Your objective
Scan the entries for "PTEST". Every line that holds it is to be copied.

[[ Records for this exercise open ]]

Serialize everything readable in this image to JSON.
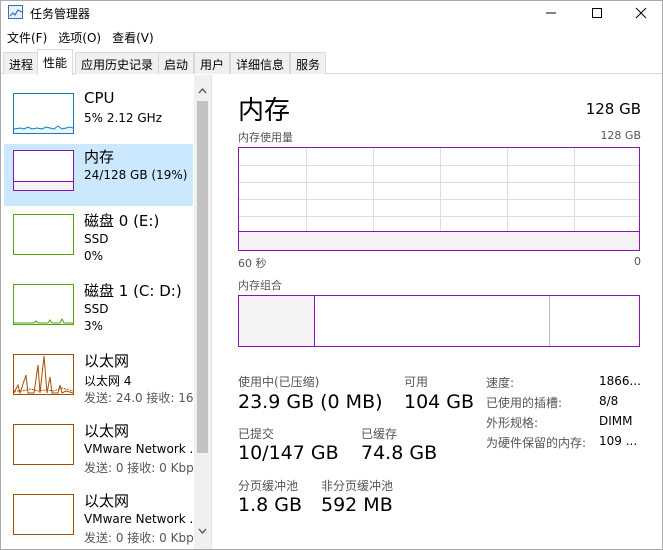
{
  "window": {
    "title": "任务管理器",
    "minimize_glyph": "—",
    "maximize_glyph": "☐",
    "close_glyph": "✕"
  },
  "menu": [
    {
      "label": "文件(F)"
    },
    {
      "label": "选项(O)"
    },
    {
      "label": "查看(V)"
    }
  ],
  "tabs": [
    {
      "label": "进程"
    },
    {
      "label": "性能"
    },
    {
      "label": "应用历史记录"
    },
    {
      "label": "启动"
    },
    {
      "label": "用户"
    },
    {
      "label": "详细信息"
    },
    {
      "label": "服务"
    }
  ],
  "active_tab": "性能",
  "sidebar": {
    "items": [
      {
        "title": "CPU",
        "line1": "5% 2.12 GHz",
        "line2": "",
        "line3": ""
      },
      {
        "title": "内存",
        "line1": "24/128 GB (19%)",
        "line2": "",
        "line3": ""
      },
      {
        "title": "磁盘 0 (E:)",
        "line1": "SSD",
        "line2": "0%",
        "line3": ""
      },
      {
        "title": "磁盘 1 (C: D:)",
        "line1": "SSD",
        "line2": "3%",
        "line3": ""
      },
      {
        "title": "以太网",
        "line1": "以太网 4",
        "line2": "发送: 24.0  接收: 16.",
        "line3": ""
      },
      {
        "title": "以太网",
        "line1": "VMware Network ...",
        "line2": "发送: 0  接收: 0 Kbp",
        "line3": ""
      },
      {
        "title": "以太网",
        "line1": "VMware Network ...",
        "line2": "发送: 0  接收: 0 Kbp",
        "line3": ""
      }
    ]
  },
  "memory": {
    "title": "内存",
    "total": "128 GB",
    "usage_label": "内存使用量",
    "usage_max": "128 GB",
    "usage_fraction": 0.19,
    "axis_left": "60 秒",
    "axis_right": "0",
    "composition_label": "内存组合",
    "stats": {
      "in_use_label": "使用中(已压缩)",
      "in_use_value": "23.9 GB (0 MB)",
      "available_label": "可用",
      "available_value": "104 GB",
      "committed_label": "已提交",
      "committed_value": "10/147 GB",
      "cached_label": "已缓存",
      "cached_value": "74.8 GB",
      "paged_label": "分页缓冲池",
      "paged_value": "1.8 GB",
      "nonpaged_label": "非分页缓冲池",
      "nonpaged_value": "592 MB"
    },
    "details": [
      {
        "label": "速度:",
        "value": "1866..."
      },
      {
        "label": "已使用的插槽:",
        "value": "8/8"
      },
      {
        "label": "外形规格:",
        "value": "DIMM"
      },
      {
        "label": "为硬件保留的内存:",
        "value": "109 ..."
      }
    ]
  },
  "colors": {
    "memory_accent": "#8b12ae",
    "cpu_accent": "#117dbb",
    "disk_accent": "#4da60c",
    "ethernet_accent": "#a74f01",
    "selected_bg": "#cce8ff"
  }
}
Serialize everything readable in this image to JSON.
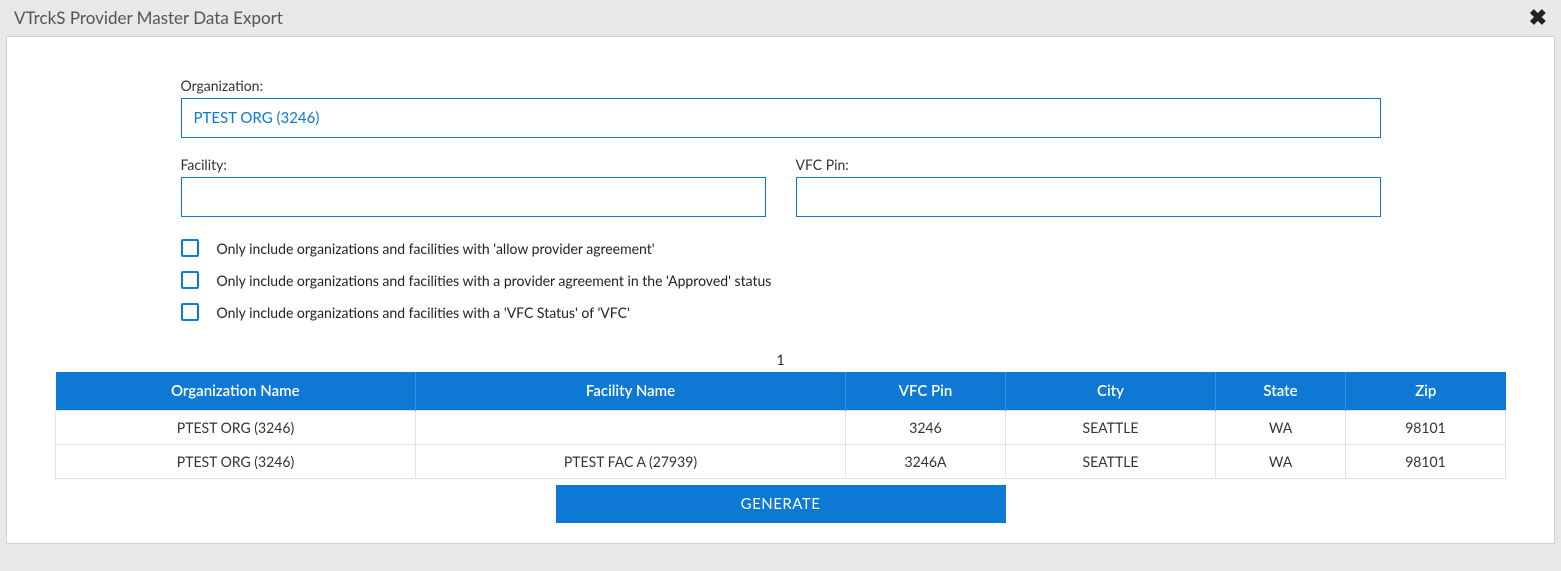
{
  "title": "VTrckS Provider Master Data Export",
  "form": {
    "organization": {
      "label": "Organization:",
      "value": "PTEST ORG (3246)"
    },
    "facility": {
      "label": "Facility:",
      "value": ""
    },
    "vfcpin": {
      "label": "VFC Pin:",
      "value": ""
    },
    "checks": [
      "Only include organizations and facilities with 'allow provider agreement'",
      "Only include organizations and facilities with a provider agreement in the 'Approved' status",
      "Only include organizations and facilities with a 'VFC Status' of 'VFC'"
    ]
  },
  "pager": "1",
  "table": {
    "headers": [
      "Organization Name",
      "Facility Name",
      "VFC Pin",
      "City",
      "State",
      "Zip"
    ],
    "rows": [
      {
        "org": "PTEST ORG (3246)",
        "fac": "",
        "pin": "3246",
        "city": "SEATTLE",
        "state": "WA",
        "zip": "98101"
      },
      {
        "org": "PTEST ORG (3246)",
        "fac": "PTEST FAC A (27939)",
        "pin": "3246A",
        "city": "SEATTLE",
        "state": "WA",
        "zip": "98101"
      }
    ]
  },
  "buttons": {
    "generate": "GENERATE"
  }
}
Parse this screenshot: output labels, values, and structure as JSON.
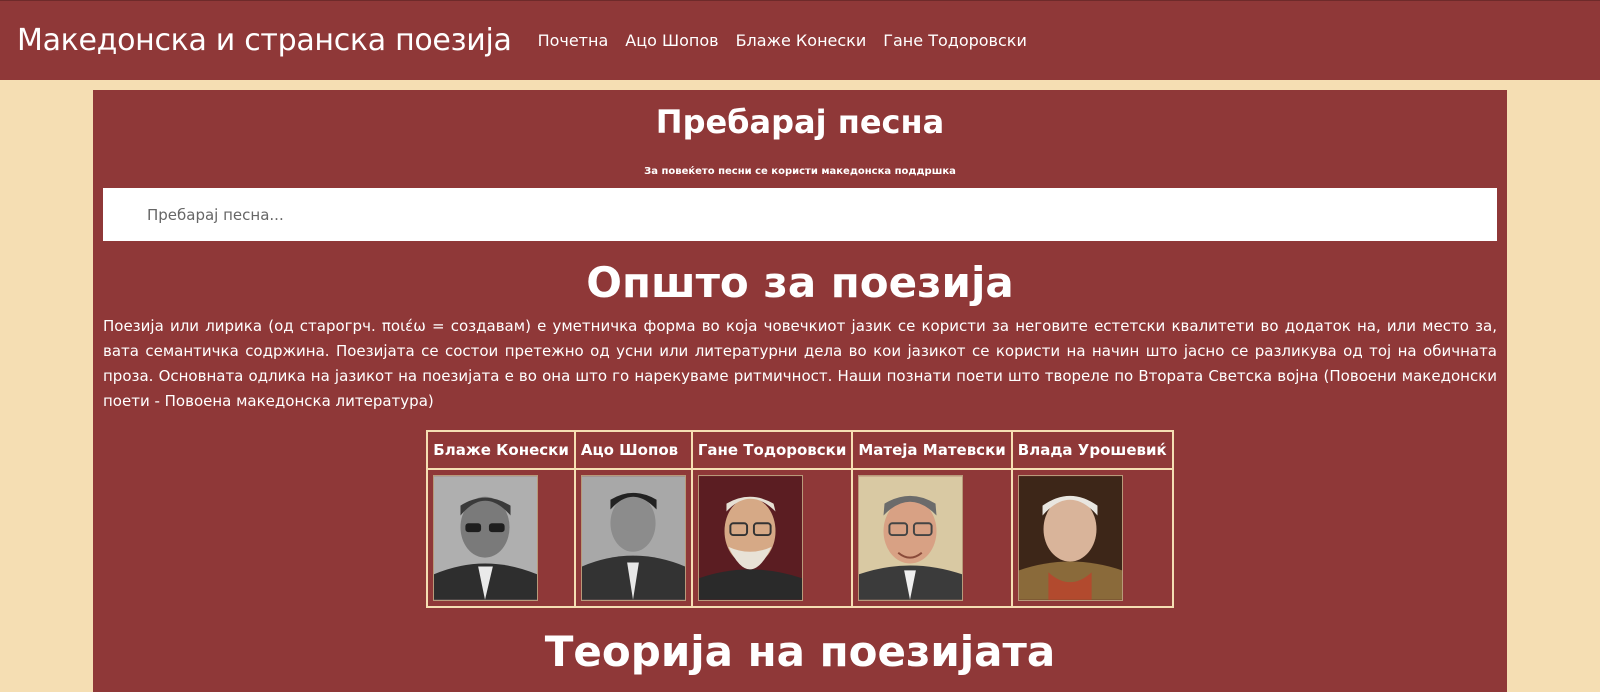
{
  "navbar": {
    "brand": "Македонска и странска поезија",
    "links": [
      "Почетна",
      "Ацо Шопов",
      "Блаже Конески",
      "Гане Тодоровски"
    ]
  },
  "search": {
    "title": "Пребарај песна",
    "note": "За повеќето песни се користи македонска поддршка",
    "placeholder": "Пребарај песна..."
  },
  "general": {
    "title": "Општо за поезија",
    "text": "Поезија или лирика (од старогрч. ποιέω = создавам) е уметничка форма во која човечкиот јазик се користи за неговите естетски квалитети во додаток на, или место за, вата семантичка содржина. Поезијата се состои претежно од усни или литературни дела во кои јазикот се користи на начин што јасно се разликува од тој на обичната проза. Основната одлика на јазикот на поезијата е во она што го нарекуваме ритмичност. Наши познати поети што твореле по Втората Светска војна (Повоени македонски поети - Повоена македонска литература)"
  },
  "poets": [
    {
      "name": "Блаже Конески",
      "portrait_icon": "portrait-photo-bw"
    },
    {
      "name": "Ацо Шопов",
      "portrait_icon": "portrait-photo-bw"
    },
    {
      "name": "Гане Тодоровски",
      "portrait_icon": "portrait-photo-color"
    },
    {
      "name": "Матеја Матевски",
      "portrait_icon": "portrait-photo-color"
    },
    {
      "name": "Влада Урошевиќ",
      "portrait_icon": "portrait-photo-color"
    }
  ],
  "theory": {
    "title": "Теорија на поезијата"
  },
  "colors": {
    "primary": "#8f3838",
    "background": "#f5deb3",
    "text": "#ffffff"
  }
}
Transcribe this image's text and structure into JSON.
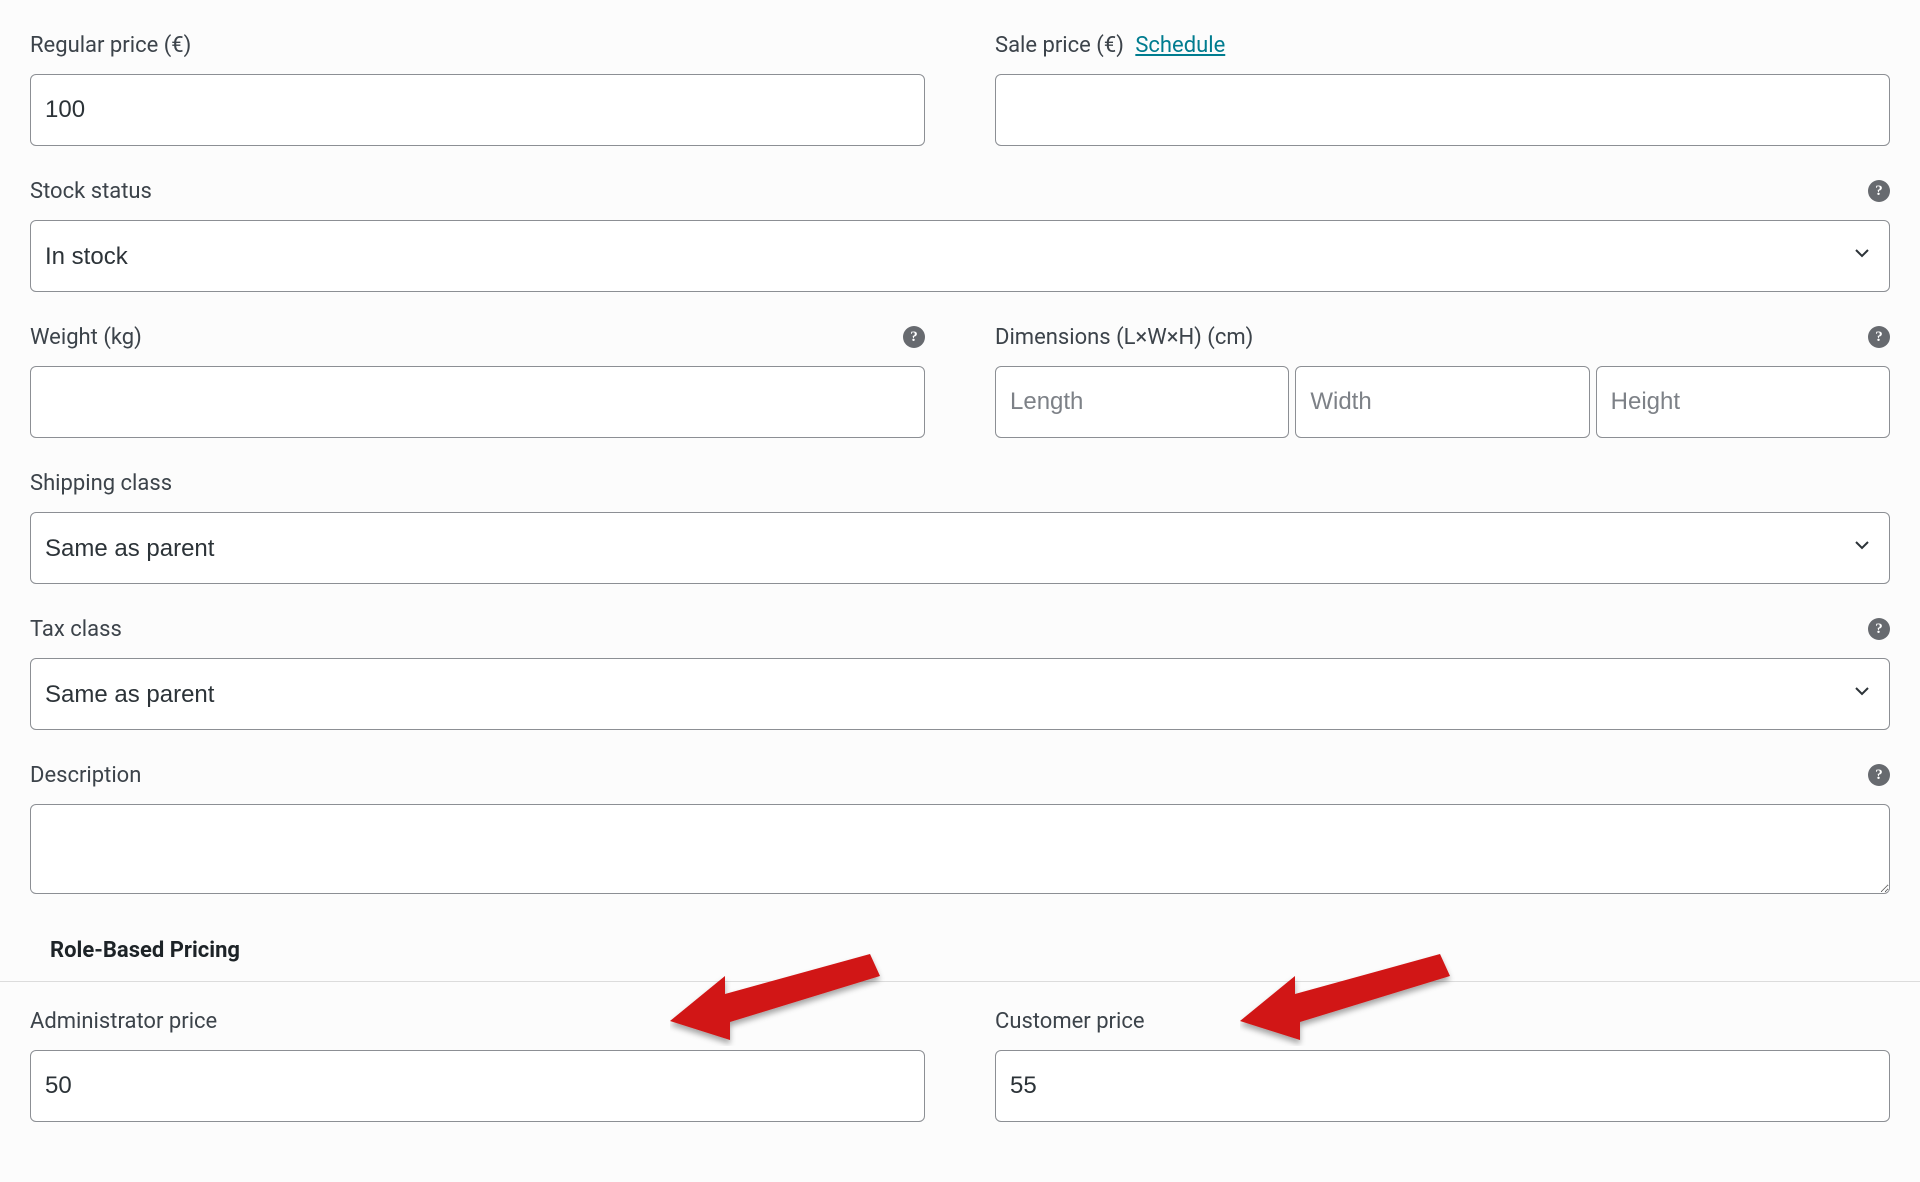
{
  "pricing": {
    "regular_price_label": "Regular price (€)",
    "regular_price_value": "100",
    "sale_price_label": "Sale price (€)",
    "sale_price_value": "",
    "schedule_link": "Schedule"
  },
  "stock": {
    "label": "Stock status",
    "value": "In stock"
  },
  "shipping": {
    "weight_label": "Weight (kg)",
    "weight_value": "",
    "dimensions_label": "Dimensions (L×W×H) (cm)",
    "length_ph": "Length",
    "width_ph": "Width",
    "height_ph": "Height",
    "class_label": "Shipping class",
    "class_value": "Same as parent"
  },
  "tax": {
    "label": "Tax class",
    "value": "Same as parent"
  },
  "description": {
    "label": "Description",
    "value": ""
  },
  "role_pricing": {
    "heading": "Role-Based Pricing",
    "admin_label": "Administrator price",
    "admin_value": "50",
    "customer_label": "Customer price",
    "customer_value": "55"
  },
  "help_glyph": "?"
}
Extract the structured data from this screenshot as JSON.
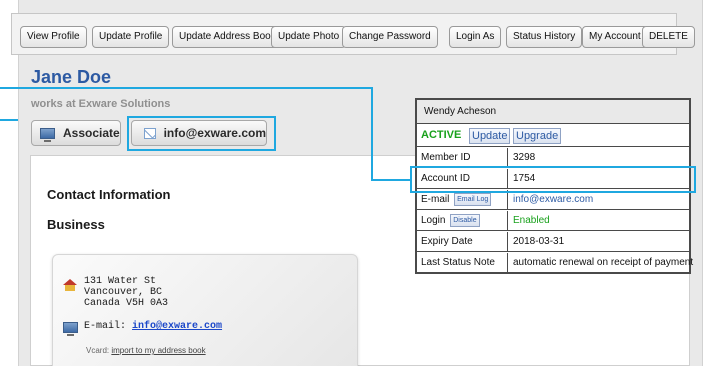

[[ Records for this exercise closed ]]

Output
      "value": "PTEST ORG (3246)"
        "org": "PTEST ORG (3246)",
        "org": "PTEST ORG (3246)",
        "fac": "PTEST FAC A (27939)",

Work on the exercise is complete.